Not since Lincoln has there been a president as fundamentally shaped — in his life, convictions and outlook on the world — by reading and writing as Barack Obama.
Last Friday, seven days before his departure from the White House, Mr. Obama sat down in the Oval Office and talked about the indispensable role that books have played during his presidency and throughout his life — from his peripatetic and sometimes lonely boyhood, when “these worlds that were portable” provided companionship, to his youth when they helped him to figure out who he was, what he thought and what was important.
During his eight years in the White House — in a noisy era of information overload, extreme partisanship and knee-jerk reactions — books were a sustaining source of ideas and inspiration, and gave him a renewed appreciation for the complexities and ambiguities of the human condition.
“At a time when events move so quickly and so much information is transmitted,” he said, reading gave him the ability to occasionally “slow down and get perspective” and “the ability to get in somebody else’s shoes.” These two things, he added, “have been invaluable to me. Whether they’ve made me a better president I can’t say. But what I can say is that they have allowed me to sort of maintain my balance during the course of eight years, because this is a place that comes at you hard and fast and doesn’t let up.”

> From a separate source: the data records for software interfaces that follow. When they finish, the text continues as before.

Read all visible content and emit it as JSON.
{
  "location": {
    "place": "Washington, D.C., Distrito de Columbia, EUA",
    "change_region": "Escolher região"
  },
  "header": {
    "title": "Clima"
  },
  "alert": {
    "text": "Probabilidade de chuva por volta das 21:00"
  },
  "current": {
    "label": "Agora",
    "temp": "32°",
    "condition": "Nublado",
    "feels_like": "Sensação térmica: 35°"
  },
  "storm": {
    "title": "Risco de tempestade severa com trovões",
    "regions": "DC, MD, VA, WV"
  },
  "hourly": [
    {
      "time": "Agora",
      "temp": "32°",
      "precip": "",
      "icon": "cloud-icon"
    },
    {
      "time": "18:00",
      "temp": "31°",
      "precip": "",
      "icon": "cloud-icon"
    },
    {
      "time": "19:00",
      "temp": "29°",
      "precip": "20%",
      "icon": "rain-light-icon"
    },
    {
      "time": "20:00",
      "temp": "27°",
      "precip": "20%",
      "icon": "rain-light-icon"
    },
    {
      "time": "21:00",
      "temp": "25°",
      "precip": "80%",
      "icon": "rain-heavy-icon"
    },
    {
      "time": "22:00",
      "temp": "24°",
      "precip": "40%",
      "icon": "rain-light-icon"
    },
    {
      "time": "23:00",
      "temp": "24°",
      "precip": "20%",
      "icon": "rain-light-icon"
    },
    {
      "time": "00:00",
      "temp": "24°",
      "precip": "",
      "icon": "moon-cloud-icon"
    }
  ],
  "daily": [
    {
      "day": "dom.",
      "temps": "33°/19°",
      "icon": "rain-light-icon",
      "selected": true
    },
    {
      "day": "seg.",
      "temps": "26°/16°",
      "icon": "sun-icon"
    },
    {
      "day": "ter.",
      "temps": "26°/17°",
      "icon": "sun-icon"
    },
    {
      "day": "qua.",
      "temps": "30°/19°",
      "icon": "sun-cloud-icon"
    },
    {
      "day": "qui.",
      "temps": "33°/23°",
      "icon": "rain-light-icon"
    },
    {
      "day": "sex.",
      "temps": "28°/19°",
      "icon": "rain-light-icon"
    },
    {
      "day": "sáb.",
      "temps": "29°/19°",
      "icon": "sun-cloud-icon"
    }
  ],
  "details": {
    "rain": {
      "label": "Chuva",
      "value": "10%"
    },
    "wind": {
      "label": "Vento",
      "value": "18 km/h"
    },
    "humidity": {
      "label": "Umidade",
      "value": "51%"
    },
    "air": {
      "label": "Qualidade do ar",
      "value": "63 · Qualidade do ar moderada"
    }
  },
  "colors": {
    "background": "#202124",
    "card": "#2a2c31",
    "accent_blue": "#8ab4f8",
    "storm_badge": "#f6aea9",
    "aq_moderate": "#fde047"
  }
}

To this day, reading has remained an essential part of his daily life. He recently gave his daughter Malia a Kindle filled with books he wanted to share with her (including “One Hundred Years of Solitude,” “The Golden Notebook” and “The Woman Warrior”). And most every night in the White House, he would read for an hour or so late at night — reading that was deep and ecumenical, ranging from contemporary literary fiction (the last novel he read was Colson Whitehead’s “The Underground Railroad”) to classic novels to groundbreaking works of nonfiction like Daniel Kahneman’s “Thinking, Fast and Slow” and Elizabeth Kolbert’s “The Sixth Extinction.”
One can always spot someone who reads books from those who do not. My partner who is a college professor can pick out those who had books in their homes as children from those who did not. When it comes to leaders the same is true. President Obama shines with intellect when answering questions or explaining policy. Much of that ability comes from his reading and exploring issues found in the pages of books.
I know that in the weeks and months to come as Obama finds his time more relaxing and less stressful he will often find the pleasure of life within the covers of a book. May there never be a shortage of great reads alongside his bedside table.